The federal government’s HOPE VI grant program of the early 1990s provided local housing authorities with the funding and impetus to replace and/or renovate public housing projects that were severely dilapidated or beyond repair. But what began as a timely effort to upgrade substandard public housing quite unexpectedly morphed into a new, entrepreneurial approach to providing and managing affordable housing.
Housing authorities that previously , in many cases, perceived of themselves as governmental managers were awakened to the notion that they could better serve the public and stabilize their operations by utilizing principles of real estate management; in other words, by managing each property as a self-sustaining entity.
By adopting this “asset management”approach, housing officials began to manage the value of their properties in addition to managing the process, i.e. collecting rents and overseeing eligibility lists.
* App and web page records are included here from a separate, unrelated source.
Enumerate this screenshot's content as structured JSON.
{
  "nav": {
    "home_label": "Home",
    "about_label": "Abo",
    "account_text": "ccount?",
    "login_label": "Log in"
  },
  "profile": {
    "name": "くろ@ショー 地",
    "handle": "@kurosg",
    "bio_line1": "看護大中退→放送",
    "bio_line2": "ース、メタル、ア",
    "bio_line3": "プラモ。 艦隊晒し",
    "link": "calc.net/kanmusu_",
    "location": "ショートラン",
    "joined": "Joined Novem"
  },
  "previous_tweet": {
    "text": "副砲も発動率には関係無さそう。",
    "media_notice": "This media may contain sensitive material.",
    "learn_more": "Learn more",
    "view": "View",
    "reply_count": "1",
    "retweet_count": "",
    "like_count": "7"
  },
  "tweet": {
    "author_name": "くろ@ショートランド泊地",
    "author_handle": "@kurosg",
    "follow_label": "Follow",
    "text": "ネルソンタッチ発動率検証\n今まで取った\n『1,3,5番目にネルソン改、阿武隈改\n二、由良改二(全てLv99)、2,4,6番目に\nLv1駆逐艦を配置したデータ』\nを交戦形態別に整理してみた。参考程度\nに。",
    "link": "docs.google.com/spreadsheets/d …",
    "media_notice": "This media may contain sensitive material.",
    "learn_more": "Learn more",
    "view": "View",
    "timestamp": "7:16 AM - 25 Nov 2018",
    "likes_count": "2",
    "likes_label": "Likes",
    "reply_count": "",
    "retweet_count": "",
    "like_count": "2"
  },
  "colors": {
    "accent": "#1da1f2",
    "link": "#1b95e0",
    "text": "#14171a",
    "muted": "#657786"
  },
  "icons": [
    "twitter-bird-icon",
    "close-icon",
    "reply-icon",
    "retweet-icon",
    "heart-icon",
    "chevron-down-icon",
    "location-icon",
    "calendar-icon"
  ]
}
Housing agencies realized they needed to become savvy real estate managers to remain viable during the up-and-down cycles of federal funding.
Also, by operating each HOPE VI property as a self-sustaining entity, housing agencies were able to take advantage of the Low Income Housing Tax Credit Program and forge partnerships with nonprofit and for-profit developers. The result of this infusion of private capital was a new type of affordable housing intended to retain property values, revitalize neighborhoods and create mixed-income developments.
The HOPE VI program exposed our industry to new ideas and, in the end, made us all realize there is no one-size-fits-all method for creating affordable housing and that each property must be managed on its own merits. Moving forward, it would be wise to ask ourselves: What other opportunities or resources can housing authorities tap into to improve property performance? And, how can the HOPE VI experience be expanded to benefit additional, non-public housing neighborhoods? Choice Neighborhoods, perhaps?
Rick C. Gentry is president and CEO of the San Diego Housing Commission. He has 37 years of experience in the affordable housing and community redevelopment field, including executive leadership positions at three housing authorities -- Richmond Redevelopment & Housing Authority, Austin Housing Authority, and Greensboro Housing Authority. Prior to being named the Commission’s CEO, Gentry served as senior vice president of Asset Management for the National Equity Fund in Chicago, Ill., the nation’s largest non-profit Low Income Housing Tax Credit syndicator.